An Historical View of Dreams and the Ways to Direct Them; Practical Observations by Marie-Jean-Leon Lecoq, le Marquis d’Hervey-Saint-Denys1


  • C.M. Den Blanken
  • E.J.G. Meijer


In 1867, Librairie d’Amyot at Paris published a book entitled Les Rêves et les Moyens de les Diriger; Observations pratiques (trans.: Dreams and the Ways to Direct Them; Practical Observations.) Henceforth we will refer to it as Les Rêves. Originally the work appeared anonymously but eventually its authorship was attributed to the famous French scientist, le Marquis d’Hervey-Saint-Denys. With its publication, for the first time in Western history, a detailed personal report on lucid dreaming over a 32-year period was available.

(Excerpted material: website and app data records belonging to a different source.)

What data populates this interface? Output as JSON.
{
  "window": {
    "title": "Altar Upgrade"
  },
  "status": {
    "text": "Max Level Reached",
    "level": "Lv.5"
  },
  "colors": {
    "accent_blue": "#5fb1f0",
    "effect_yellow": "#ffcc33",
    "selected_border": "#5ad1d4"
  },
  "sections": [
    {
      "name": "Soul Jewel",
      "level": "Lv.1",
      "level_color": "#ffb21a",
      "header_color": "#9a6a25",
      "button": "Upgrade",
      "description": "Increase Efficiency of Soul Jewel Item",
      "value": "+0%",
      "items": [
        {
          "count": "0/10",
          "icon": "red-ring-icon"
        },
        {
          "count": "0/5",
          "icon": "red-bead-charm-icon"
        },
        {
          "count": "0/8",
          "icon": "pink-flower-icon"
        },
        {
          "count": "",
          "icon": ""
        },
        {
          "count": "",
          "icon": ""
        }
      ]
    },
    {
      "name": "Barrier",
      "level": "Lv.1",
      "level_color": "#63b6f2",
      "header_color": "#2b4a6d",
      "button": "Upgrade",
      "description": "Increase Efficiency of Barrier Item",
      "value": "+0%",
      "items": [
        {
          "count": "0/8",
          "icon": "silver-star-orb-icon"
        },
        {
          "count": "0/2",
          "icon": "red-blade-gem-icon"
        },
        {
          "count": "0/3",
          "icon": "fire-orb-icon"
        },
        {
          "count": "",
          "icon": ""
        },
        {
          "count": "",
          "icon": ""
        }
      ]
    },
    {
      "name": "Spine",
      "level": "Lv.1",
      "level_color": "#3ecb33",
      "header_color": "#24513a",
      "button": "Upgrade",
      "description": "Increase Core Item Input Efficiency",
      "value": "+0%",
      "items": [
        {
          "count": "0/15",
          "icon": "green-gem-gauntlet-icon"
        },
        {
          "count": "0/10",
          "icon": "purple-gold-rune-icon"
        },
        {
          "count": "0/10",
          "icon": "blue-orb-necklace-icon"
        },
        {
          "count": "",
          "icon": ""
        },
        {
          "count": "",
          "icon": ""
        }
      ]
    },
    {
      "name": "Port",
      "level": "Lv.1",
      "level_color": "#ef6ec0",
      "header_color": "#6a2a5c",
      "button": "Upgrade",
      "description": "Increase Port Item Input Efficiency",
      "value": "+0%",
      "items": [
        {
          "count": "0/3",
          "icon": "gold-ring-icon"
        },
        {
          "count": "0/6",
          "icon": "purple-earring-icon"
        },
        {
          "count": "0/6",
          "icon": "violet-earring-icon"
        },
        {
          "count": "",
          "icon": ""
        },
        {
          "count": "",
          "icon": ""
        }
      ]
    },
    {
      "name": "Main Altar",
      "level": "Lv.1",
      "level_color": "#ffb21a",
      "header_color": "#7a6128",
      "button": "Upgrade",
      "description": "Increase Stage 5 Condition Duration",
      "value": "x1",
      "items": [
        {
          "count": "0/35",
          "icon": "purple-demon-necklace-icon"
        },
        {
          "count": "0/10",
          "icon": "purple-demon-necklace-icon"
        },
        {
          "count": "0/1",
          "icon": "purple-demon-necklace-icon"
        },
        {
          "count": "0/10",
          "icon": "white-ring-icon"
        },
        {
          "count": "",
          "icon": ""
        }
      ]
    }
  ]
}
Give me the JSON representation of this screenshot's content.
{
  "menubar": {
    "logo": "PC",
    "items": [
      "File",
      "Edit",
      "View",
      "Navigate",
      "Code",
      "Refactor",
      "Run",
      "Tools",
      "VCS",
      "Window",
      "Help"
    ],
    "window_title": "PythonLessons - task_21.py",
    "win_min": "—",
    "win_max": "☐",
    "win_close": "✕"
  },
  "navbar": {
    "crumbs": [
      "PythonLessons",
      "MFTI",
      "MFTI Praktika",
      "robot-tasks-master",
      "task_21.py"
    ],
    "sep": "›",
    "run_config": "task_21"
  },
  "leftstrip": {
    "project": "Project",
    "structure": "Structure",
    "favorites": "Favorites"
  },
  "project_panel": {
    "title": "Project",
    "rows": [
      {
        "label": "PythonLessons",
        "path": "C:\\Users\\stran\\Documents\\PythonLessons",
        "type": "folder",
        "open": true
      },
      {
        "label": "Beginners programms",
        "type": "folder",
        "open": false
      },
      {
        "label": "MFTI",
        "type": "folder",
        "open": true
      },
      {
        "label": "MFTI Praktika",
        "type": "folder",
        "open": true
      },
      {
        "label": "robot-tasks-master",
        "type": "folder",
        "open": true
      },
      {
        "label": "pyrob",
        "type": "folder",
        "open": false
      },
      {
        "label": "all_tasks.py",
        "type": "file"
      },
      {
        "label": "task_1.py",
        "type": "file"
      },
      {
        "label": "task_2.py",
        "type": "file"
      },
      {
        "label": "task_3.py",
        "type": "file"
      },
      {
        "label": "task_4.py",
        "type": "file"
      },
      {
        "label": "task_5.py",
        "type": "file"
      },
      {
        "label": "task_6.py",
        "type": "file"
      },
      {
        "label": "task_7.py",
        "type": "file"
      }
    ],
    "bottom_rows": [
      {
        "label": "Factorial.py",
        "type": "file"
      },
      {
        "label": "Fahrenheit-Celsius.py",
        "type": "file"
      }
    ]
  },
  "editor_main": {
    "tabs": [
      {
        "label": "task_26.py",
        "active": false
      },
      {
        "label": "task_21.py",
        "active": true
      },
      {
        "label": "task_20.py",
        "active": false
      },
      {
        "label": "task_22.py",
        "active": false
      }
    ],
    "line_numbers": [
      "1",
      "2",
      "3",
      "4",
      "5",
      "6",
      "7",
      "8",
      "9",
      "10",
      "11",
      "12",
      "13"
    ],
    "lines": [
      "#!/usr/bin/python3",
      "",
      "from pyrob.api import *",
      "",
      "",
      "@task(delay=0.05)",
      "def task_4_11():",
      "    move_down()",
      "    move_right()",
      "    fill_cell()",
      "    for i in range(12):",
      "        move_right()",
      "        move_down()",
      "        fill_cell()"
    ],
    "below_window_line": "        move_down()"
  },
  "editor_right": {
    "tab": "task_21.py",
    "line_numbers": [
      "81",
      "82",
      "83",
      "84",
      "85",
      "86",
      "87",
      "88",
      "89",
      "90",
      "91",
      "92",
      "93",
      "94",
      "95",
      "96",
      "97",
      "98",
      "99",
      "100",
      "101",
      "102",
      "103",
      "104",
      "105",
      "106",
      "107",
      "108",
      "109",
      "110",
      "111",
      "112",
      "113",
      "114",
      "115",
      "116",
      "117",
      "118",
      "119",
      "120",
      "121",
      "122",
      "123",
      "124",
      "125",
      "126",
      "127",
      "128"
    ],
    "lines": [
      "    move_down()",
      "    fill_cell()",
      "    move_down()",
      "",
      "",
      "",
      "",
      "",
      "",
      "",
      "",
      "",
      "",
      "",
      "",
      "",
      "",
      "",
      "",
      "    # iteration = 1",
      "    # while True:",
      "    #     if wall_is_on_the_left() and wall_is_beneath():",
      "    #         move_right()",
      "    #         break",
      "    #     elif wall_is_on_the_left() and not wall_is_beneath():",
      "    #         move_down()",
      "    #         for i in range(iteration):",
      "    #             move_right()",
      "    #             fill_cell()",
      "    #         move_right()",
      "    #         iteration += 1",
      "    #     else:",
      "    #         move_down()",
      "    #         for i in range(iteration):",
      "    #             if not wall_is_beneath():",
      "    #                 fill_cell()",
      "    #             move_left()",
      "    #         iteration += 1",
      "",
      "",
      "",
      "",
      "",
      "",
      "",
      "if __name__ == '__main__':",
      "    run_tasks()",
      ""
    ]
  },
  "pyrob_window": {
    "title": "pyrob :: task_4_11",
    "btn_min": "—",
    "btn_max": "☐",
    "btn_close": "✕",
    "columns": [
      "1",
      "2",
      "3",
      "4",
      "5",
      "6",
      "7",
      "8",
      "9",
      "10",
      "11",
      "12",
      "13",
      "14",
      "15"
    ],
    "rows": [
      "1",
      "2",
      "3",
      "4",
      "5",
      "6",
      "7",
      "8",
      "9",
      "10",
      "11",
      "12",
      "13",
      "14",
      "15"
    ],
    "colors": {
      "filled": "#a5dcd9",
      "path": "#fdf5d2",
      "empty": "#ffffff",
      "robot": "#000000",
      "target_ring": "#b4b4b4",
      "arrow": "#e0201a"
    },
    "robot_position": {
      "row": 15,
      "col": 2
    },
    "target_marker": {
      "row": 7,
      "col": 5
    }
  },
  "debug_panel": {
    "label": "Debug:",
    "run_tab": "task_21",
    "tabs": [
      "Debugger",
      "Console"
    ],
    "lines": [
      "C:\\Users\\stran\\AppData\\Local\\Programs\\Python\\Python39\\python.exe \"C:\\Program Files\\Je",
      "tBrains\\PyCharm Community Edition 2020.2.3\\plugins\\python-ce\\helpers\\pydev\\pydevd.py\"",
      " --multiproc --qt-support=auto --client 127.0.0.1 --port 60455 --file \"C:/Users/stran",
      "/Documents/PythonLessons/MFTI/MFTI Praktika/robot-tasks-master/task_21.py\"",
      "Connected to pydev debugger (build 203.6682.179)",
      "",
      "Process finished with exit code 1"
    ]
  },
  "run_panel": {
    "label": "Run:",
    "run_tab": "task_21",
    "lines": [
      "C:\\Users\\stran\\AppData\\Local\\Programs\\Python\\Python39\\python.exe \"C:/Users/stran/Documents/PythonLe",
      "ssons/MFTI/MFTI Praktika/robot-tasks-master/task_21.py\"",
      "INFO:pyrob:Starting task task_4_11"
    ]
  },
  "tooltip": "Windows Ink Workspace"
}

Among other things, in this book, Saint-Denys describes his interest in dreams from the age of thirteen, how he developed lucidity in them, and how he partially mastered the direction of his dreams. Almost every book on lucid dreams refers to Saint-Denys’ work (e.g. Patricia Garfield (1974), Celia Green (1968), and Stephen LaBerge (1985, 1988)). Although we may consider the author of Les Rêves the father of modern lucid dream research, very little information about the book or its author has been available. Thus the purpose of this article is to present new information as a result of a search for the original publication of Les Rêves.






Part V: Historical Perspectives